(Exercise data)

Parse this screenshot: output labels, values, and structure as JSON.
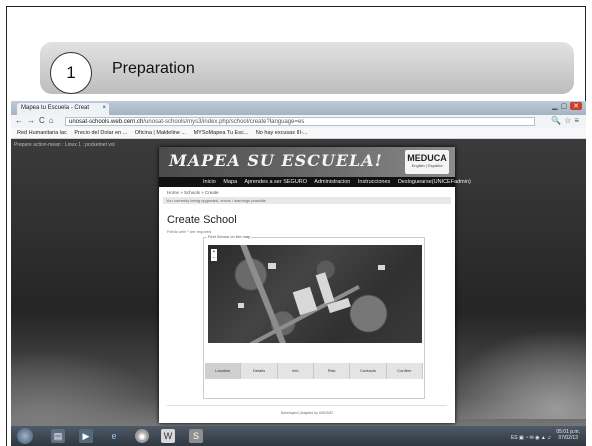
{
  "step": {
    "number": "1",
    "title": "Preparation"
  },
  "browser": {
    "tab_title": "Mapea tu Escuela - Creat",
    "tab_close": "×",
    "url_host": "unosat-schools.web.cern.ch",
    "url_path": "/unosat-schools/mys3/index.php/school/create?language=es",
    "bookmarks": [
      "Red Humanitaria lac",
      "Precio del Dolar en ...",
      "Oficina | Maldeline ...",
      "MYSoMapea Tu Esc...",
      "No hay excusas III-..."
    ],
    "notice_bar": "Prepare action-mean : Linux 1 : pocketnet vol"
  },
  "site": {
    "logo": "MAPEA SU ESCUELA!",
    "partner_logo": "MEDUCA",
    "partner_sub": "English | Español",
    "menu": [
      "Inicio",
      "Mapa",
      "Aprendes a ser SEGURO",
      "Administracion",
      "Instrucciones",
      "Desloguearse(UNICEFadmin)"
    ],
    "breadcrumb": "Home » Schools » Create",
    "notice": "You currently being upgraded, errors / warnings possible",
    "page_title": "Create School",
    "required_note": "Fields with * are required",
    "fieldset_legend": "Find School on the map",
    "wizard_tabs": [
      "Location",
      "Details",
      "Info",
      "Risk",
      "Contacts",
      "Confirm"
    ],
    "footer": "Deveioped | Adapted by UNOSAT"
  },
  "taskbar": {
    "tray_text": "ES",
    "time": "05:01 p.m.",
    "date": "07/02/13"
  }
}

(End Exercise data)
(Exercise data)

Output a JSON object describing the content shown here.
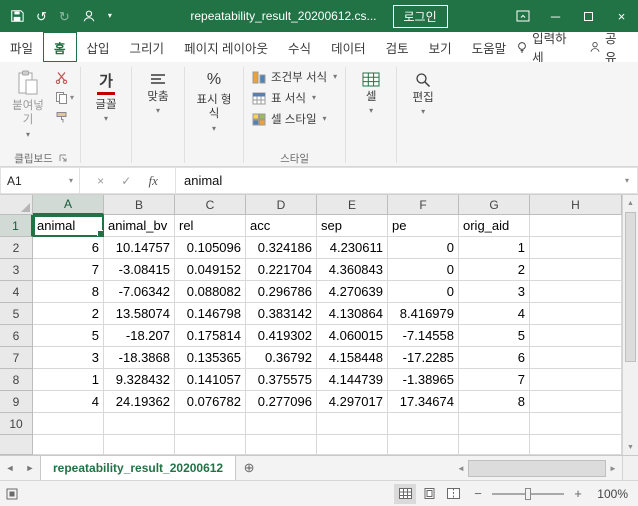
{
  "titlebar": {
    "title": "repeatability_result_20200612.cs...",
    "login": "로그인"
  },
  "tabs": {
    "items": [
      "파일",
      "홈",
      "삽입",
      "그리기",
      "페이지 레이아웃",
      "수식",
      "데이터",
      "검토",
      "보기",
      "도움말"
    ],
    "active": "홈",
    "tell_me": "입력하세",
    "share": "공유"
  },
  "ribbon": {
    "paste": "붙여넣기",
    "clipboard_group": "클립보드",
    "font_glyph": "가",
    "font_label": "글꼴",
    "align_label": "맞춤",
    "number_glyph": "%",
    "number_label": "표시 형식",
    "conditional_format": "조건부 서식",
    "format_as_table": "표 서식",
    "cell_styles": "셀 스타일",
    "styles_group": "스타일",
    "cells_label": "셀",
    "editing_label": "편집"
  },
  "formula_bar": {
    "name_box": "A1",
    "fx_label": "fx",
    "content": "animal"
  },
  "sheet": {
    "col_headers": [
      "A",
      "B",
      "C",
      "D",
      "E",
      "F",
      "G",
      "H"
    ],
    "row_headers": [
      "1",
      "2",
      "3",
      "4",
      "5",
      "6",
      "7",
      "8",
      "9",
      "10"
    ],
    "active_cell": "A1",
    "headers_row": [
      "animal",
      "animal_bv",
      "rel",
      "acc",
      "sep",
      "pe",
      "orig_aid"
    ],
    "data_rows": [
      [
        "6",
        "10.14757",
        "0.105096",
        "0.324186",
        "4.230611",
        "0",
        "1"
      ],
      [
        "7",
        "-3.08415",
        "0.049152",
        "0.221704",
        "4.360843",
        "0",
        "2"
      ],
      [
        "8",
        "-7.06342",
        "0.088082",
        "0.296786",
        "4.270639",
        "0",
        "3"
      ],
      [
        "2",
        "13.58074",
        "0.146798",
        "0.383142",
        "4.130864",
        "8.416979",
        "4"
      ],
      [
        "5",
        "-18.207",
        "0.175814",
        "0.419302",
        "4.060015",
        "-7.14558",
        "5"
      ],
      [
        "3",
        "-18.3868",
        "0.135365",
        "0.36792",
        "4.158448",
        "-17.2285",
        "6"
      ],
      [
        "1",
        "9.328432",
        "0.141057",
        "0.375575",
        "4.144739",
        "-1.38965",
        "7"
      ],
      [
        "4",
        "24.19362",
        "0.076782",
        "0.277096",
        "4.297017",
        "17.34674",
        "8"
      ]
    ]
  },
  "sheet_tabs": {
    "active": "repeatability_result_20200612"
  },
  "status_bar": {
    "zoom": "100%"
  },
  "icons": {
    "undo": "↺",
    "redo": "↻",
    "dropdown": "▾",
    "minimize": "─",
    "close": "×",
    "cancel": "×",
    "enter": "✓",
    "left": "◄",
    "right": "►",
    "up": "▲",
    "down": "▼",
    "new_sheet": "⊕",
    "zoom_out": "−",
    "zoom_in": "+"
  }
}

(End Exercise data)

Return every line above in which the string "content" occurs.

» Solution to this task
Output a JSON object describing the content shown here.
    "content": "animal"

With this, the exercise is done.